# [The task]
Every entry that follows should be written out again exactly.

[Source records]
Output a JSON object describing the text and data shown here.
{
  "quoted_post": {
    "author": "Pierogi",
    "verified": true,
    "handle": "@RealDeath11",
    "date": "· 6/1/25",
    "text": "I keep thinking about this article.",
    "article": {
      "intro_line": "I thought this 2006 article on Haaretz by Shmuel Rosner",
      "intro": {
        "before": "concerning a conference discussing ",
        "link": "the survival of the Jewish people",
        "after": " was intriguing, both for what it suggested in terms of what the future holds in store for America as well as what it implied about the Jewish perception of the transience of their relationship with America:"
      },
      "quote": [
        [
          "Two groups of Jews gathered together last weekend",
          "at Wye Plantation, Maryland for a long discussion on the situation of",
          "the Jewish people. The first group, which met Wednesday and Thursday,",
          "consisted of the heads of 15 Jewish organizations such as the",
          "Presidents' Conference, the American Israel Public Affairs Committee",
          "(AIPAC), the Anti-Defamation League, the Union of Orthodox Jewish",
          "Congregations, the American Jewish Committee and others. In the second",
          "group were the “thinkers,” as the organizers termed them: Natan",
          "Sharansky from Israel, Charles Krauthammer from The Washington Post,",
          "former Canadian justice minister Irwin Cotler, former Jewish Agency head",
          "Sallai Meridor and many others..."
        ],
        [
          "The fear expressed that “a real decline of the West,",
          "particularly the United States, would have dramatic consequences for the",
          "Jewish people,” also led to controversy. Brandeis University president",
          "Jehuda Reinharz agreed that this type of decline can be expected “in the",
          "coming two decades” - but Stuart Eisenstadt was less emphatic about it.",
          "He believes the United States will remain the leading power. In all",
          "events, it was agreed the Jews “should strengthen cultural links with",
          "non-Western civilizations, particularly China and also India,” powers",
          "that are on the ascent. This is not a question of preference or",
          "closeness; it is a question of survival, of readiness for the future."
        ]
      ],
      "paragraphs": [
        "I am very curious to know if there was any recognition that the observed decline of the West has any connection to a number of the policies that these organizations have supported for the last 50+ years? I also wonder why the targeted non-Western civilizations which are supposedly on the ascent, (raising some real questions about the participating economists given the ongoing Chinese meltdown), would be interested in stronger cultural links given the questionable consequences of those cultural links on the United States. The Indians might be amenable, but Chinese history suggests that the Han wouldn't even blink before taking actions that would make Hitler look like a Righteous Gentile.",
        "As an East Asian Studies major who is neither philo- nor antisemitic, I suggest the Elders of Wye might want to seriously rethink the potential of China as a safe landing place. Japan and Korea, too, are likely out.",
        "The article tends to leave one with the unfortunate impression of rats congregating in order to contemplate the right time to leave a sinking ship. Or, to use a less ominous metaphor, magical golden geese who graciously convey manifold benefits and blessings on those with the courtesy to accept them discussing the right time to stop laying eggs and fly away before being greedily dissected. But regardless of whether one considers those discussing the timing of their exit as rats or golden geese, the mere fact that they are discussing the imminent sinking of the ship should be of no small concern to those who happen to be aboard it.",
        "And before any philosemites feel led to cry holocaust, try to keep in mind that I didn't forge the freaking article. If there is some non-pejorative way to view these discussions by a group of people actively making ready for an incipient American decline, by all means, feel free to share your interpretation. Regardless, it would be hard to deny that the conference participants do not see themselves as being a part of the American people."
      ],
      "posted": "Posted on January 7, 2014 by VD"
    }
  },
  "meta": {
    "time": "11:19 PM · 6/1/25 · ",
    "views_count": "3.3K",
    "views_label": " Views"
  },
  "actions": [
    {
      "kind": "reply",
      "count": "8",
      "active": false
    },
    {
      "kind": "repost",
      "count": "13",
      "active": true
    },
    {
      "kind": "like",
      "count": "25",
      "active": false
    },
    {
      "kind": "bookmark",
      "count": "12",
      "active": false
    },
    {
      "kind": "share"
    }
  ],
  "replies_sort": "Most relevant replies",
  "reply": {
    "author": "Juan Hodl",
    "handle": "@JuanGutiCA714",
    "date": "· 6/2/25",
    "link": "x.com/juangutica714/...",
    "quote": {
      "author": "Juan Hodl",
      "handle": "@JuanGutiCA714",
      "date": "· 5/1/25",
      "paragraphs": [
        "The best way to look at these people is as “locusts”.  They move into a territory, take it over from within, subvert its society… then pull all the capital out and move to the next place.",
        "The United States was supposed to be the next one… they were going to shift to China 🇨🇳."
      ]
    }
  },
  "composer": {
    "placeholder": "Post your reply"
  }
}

# [Problem solution]
Output a JSON object describing the text and data shown here.
{
  "quoted_post": {
    "author": "Pierogi",
    "verified": true,
    "handle": "@RealDeath11",
    "date": "· 6/1/25",
    "text": "I keep thinking about this article.",
    "article": {
      "intro_line": "I thought this 2006 article on Haaretz by Shmuel Rosner",
      "intro": {
        "before": "concerning a conference discussing ",
        "link": "the survival of the Jewish people",
        "after": " was intriguing, both for what it suggested in terms of what the future holds in store for America as well as what it implied about the Jewish perception of the transience of their relationship with America:"
      },
      "quote": [
        [
          "Two groups of Jews gathered together last weekend",
          "at Wye Plantation, Maryland for a long discussion on the situation of",
          "the Jewish people. The first group, which met Wednesday and Thursday,",
          "consisted of the heads of 15 Jewish organizations such as the",
          "Presidents' Conference, the American Israel Public Affairs Committee",
          "(AIPAC), the Anti-Defamation League, the Union of Orthodox Jewish",
          "Congregations, the American Jewish Committee and others. In the second",
          "group were the “thinkers,” as the organizers termed them: Natan",
          "Sharansky from Israel, Charles Krauthammer from The Washington Post,",
          "former Canadian justice minister Irwin Cotler, former Jewish Agency head",
          "Sallai Meridor and many others..."
        ],
        [
          "The fear expressed that “a real decline of the West,",
          "particularly the United States, would have dramatic consequences for the",
          "Jewish people,” also led to controversy. Brandeis University president",
          "Jehuda Reinharz agreed that this type of decline can be expected “in the",
          "coming two decades” - but Stuart Eisenstadt was less emphatic about it.",
          "He believes the United States will remain the leading power. In all",
          "events, it was agreed the Jews “should strengthen cultural links with",
          "non-Western civilizations, particularly China and also India,” powers",
          "that are on the ascent. This is not a question of preference or",
          "closeness; it is a question of survival, of readiness for the future."
        ]
      ],
      "paragraphs": [
        "I am very curious to know if there was any recognition that the observed decline of the West has any connection to a number of the policies that these organizations have supported for the last 50+ years? I also wonder why the targeted non-Western civilizations which are supposedly on the ascent, (raising some real questions about the participating economists given the ongoing Chinese meltdown), would be interested in stronger cultural links given the questionable consequences of those cultural links on the United States. The Indians might be amenable, but Chinese history suggests that the Han wouldn't even blink before taking actions that would make Hitler look like a Righteous Gentile.",
        "As an East Asian Studies major who is neither philo- nor antisemitic, I suggest the Elders of Wye might want to seriously rethink the potential of China as a safe landing place. Japan and Korea, too, are likely out.",
        "The article tends to leave one with the unfortunate impression of rats congregating in order to contemplate the right time to leave a sinking ship. Or, to use a less ominous metaphor, magical golden geese who graciously convey manifold benefits and blessings on those with the courtesy to accept them discussing the right time to stop laying eggs and fly away before being greedily dissected. But regardless of whether one considers those discussing the timing of their exit as rats or golden geese, the mere fact that they are discussing the imminent sinking of the ship should be of no small concern to those who happen to be aboard it.",
        "And before any philosemites feel led to cry holocaust, try to keep in mind that I didn't forge the freaking article. If there is some non-pejorative way to view these discussions by a group of people actively making ready for an incipient American decline, by all means, feel free to share your interpretation. Regardless, it would be hard to deny that the conference participants do not see themselves as being a part of the American people."
      ],
      "posted": "Posted on January 7, 2014 by VD"
    }
  },
  "meta": {
    "time": "11:19 PM · 6/1/25 · ",
    "views_count": "3.3K",
    "views_label": " Views"
  },
  "actions": [
    {
      "kind": "reply",
      "count": "8",
      "active": false
    },
    {
      "kind": "repost",
      "count": "13",
      "active": true
    },
    {
      "kind": "like",
      "count": "25",
      "active": false
    },
    {
      "kind": "bookmark",
      "count": "12",
      "active": false
    },
    {
      "kind": "share"
    }
  ],
  "replies_sort": "Most relevant replies",
  "reply": {
    "author": "Juan Hodl",
    "handle": "@JuanGutiCA714",
    "date": "· 6/2/25",
    "link": "x.com/juangutica714/...",
    "quote": {
      "author": "Juan Hodl",
      "handle": "@JuanGutiCA714",
      "date": "· 5/1/25",
      "paragraphs": [
        "The best way to look at these people is as “locusts”.  They move into a territory, take it over from within, subvert its society… then pull all the capital out and move to the next place.",
        "The United States was supposed to be the next one… they were going to shift to China 🇨🇳."
      ]
    }
  },
  "composer": {
    "placeholder": "Post your reply"
  }
}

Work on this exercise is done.